Glare is called a certain course (state) of the visual process in which there is a sensation of discomfort or a reduction in the ability to recognize objects, or both, as a result of the inappropriate distribution of luminance or an inappropriate range of luminance or excessive contrasts in space or time.
From the point of view of the existing effects, the following types of glare are distinguished:
- Disturbing - reducing the ability to see for a very short but noticeable time and without causing a feeling of unpleasantness. The excessive amount of light reaching the eye is scattered in the optical centers of the eye, which causes the overlap of the so-called haze luminance into a correctly focused image of the observed object. An example of this type of glare can be the situation when, after a short-term observation of the filament of the bulb, we would try to thread the needle with a thread. Perception of the so-called "scotomas" (it is the luminance of haze that superimposes the observed image) for a short but noticeable period prevents this activity;

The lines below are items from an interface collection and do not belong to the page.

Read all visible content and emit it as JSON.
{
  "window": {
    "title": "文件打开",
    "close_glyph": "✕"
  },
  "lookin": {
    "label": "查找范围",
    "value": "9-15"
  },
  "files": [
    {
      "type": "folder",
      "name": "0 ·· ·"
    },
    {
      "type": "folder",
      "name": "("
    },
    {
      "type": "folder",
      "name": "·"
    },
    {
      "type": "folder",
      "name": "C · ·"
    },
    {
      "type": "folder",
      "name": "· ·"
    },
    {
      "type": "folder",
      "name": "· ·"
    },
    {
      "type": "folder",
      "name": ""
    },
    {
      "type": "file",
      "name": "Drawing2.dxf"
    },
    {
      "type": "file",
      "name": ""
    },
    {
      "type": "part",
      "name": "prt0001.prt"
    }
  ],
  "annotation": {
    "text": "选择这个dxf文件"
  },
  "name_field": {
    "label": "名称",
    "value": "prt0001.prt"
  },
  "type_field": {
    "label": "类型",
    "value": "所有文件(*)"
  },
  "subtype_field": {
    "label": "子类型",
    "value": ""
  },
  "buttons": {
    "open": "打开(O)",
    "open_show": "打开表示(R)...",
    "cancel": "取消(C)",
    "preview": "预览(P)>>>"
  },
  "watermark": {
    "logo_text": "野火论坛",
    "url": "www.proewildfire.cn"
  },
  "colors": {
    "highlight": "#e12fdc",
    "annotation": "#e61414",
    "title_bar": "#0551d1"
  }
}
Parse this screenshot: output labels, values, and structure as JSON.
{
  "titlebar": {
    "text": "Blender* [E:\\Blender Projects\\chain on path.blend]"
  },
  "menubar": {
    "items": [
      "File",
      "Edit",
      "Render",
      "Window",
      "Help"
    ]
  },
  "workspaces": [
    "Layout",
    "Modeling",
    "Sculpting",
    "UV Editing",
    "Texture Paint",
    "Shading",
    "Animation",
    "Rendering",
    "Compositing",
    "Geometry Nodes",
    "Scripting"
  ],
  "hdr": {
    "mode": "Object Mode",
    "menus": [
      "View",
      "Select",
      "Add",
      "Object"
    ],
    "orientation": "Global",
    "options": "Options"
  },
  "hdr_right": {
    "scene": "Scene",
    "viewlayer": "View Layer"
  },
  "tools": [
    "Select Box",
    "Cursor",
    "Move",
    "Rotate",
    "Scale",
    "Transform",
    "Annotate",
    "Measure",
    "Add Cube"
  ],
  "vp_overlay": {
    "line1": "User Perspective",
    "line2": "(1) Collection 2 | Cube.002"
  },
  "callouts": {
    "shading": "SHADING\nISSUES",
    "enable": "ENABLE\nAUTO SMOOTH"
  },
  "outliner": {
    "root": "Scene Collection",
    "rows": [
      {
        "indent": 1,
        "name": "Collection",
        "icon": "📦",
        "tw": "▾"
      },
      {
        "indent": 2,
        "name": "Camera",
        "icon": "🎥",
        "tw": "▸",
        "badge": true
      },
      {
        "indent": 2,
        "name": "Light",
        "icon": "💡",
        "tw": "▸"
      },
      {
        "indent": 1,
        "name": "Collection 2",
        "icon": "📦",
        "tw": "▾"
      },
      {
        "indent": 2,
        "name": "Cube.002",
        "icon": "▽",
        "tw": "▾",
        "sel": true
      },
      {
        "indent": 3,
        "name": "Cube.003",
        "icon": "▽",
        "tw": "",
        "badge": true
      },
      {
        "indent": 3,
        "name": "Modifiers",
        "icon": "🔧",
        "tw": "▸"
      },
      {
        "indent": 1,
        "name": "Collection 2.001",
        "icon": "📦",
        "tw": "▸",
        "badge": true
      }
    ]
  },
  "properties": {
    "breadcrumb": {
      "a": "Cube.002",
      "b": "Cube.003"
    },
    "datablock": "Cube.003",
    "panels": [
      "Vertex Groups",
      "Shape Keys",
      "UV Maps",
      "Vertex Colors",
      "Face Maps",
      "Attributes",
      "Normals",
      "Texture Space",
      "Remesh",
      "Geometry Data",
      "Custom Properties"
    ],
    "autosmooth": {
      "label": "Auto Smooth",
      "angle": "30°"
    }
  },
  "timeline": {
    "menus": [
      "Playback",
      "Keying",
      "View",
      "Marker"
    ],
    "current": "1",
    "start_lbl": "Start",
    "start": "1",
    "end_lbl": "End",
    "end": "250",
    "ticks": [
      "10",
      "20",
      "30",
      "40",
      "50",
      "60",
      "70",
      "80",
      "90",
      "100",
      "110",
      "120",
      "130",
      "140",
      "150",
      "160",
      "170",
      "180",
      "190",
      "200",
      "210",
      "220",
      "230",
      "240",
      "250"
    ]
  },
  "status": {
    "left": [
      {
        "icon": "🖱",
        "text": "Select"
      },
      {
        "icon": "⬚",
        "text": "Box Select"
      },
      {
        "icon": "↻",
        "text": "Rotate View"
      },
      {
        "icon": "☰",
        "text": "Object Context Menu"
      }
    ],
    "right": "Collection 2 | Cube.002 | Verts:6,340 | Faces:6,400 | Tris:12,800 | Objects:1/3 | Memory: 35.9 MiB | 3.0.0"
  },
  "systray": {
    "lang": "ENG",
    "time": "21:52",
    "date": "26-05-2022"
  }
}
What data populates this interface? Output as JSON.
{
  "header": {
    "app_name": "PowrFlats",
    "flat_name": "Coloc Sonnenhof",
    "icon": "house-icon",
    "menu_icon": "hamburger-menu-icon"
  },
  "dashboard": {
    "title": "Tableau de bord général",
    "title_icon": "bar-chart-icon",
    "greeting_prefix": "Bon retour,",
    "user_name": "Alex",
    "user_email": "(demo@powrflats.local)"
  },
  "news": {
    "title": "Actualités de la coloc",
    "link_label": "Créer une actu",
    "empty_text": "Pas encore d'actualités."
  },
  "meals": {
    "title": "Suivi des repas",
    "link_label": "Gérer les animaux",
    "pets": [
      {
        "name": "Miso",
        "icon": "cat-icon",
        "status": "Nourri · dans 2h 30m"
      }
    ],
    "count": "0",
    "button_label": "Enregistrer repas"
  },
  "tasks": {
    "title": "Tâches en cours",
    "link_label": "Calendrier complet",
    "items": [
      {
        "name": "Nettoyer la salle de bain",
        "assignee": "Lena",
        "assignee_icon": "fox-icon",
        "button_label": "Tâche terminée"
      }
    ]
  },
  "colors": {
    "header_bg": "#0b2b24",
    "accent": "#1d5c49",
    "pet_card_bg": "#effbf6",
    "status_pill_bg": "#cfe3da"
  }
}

- Unpleasant - causing a feeling of unpleasantness, discomfort, irritation and affecting the lack of concentration without reducing the ability to see. As soon as the cause of the glare is removed, the discomfort subsides. This glare depends on: the luminance of individual dazzling sources, the luminance of the background on which the sources are located, the angular values of these sources, their position relative to the observer and their number in the field of view. An example of this type of glare can be the observation of an open space evenly covered with pure snow on a sunny day. In every direction of observation, the whiteness of the snow seems to dazzle the eyes and cause a feeling of discomfort;
- Blinding - a glare so strong that no object can be seen for a certain period of time. It is an extreme case of disturbing glare. An example of this type of glare can be a situation when, while staying at night on an unlit road, a car coming from the opposite direction with the road lights on, suddenly appears in the field of view. Glare loses the ability to perceive for a short but noticeable period of time.
We wrote about how to reduce glare here